But these were not the only problems for Hitch. His original leading lady had been Princess Grace of Monaco herself, Grace Kelly who had planned to come out of her early retirement in a part Hitchcock wanted to be especially written for her. Kelly had starred in three Hitchcock films and had become the archetype of his ice cold blondes. All those who followed: Kim Novak, Eve Marie Saint and Vera Miles had all been carbon copies of the Grace Kelly blonde. Then he came upon ‘Tippi’ Hedren after watching a Coca-Cola advert and employed for the lead in The Birds. This seemed to work well until half way through the filming of Marnie and Hedren decided to marry and retire from acting. This did not please Mr. Hitchcock and the two endured a very frosty relationship after her decision (Presson Allen advised her to get on with the job and then move on with her life). This was a part of the director’s control freakery which Moral does a good job in not labouring over this as other books have as many former actors and actresses have mostly kind words for the Master.
This is not to say that Moral’s book is a gossipy one, because it isn’t, but it is well researched relying on plenty of first hand interviews with surviving members of the cast such as support actress Diane Baker and accounts from Hunter. Where it comes a little unstuck is in the last few chapters in which once he seems to have written about the legacy of Marnie and the critical responses a whole chapter is dedicated to an elusive project for Hitchcock in his desire to have a J.M. Barrie play made into a film, a ghost story called ‘Mary Rose’. The author then goes into the later attempts to have the play adapted for the screen from an adaptation by Jay Presson Allen which never made it to the screen. As interesting as this chapter is it does deviate from the flow of the book which before this moves neatly, if in a slightly hackneyed approach from book to pre-production, post production, marketing and critical reception.
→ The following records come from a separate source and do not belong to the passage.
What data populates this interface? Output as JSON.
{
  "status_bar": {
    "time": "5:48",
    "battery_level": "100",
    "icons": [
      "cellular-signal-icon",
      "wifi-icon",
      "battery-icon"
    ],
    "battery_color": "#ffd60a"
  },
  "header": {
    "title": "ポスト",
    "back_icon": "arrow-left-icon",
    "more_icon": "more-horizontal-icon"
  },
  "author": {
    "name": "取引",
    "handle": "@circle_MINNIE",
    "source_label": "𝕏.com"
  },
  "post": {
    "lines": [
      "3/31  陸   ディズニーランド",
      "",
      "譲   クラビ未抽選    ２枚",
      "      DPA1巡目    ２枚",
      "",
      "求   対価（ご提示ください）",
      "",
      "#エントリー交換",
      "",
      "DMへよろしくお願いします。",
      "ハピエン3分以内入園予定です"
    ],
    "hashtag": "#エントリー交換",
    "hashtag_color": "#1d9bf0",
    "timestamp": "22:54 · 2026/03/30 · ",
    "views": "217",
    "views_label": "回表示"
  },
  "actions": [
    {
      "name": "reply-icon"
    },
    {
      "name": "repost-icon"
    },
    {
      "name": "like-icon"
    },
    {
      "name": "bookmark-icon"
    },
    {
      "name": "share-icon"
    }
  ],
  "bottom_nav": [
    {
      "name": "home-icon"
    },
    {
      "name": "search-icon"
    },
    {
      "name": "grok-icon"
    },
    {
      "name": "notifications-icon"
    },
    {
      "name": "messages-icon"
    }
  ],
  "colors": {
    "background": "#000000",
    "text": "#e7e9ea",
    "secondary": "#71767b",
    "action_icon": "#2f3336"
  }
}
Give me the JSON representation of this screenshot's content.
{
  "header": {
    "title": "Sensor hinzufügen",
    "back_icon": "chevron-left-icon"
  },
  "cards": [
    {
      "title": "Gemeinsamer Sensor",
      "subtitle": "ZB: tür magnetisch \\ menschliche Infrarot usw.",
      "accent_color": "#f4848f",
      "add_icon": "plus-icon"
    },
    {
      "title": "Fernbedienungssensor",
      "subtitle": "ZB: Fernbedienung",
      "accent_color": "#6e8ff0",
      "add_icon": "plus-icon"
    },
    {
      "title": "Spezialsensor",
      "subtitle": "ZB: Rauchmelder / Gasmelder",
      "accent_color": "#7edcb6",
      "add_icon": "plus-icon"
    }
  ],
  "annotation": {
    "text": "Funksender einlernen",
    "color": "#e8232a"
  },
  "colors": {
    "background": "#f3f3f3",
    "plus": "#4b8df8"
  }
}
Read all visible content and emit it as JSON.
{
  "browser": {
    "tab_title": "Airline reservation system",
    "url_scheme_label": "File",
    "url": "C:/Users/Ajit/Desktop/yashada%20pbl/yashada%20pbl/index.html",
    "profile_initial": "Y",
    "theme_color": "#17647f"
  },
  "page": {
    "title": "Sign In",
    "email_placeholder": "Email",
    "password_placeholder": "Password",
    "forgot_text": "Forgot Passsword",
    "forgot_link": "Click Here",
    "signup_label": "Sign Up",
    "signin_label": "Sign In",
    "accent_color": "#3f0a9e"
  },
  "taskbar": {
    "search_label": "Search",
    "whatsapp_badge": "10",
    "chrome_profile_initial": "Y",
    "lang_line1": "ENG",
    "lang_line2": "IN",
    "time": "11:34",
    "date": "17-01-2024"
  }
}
After this chapter he returns to the main feature but focuses on the details or key moments from the film with accounts from peripheral cast and crew members. It does break the flow of the book and would have benefitted from being edited into the more relevant parts of the book. Never the less the book is the ultimate reference and handbook to Hitch’s techniques as a filmmaker. While many other books, including those on Vertigo, Psycho, The Birds and Frenzy among other films have been written it always reads as a fascinating piece of history.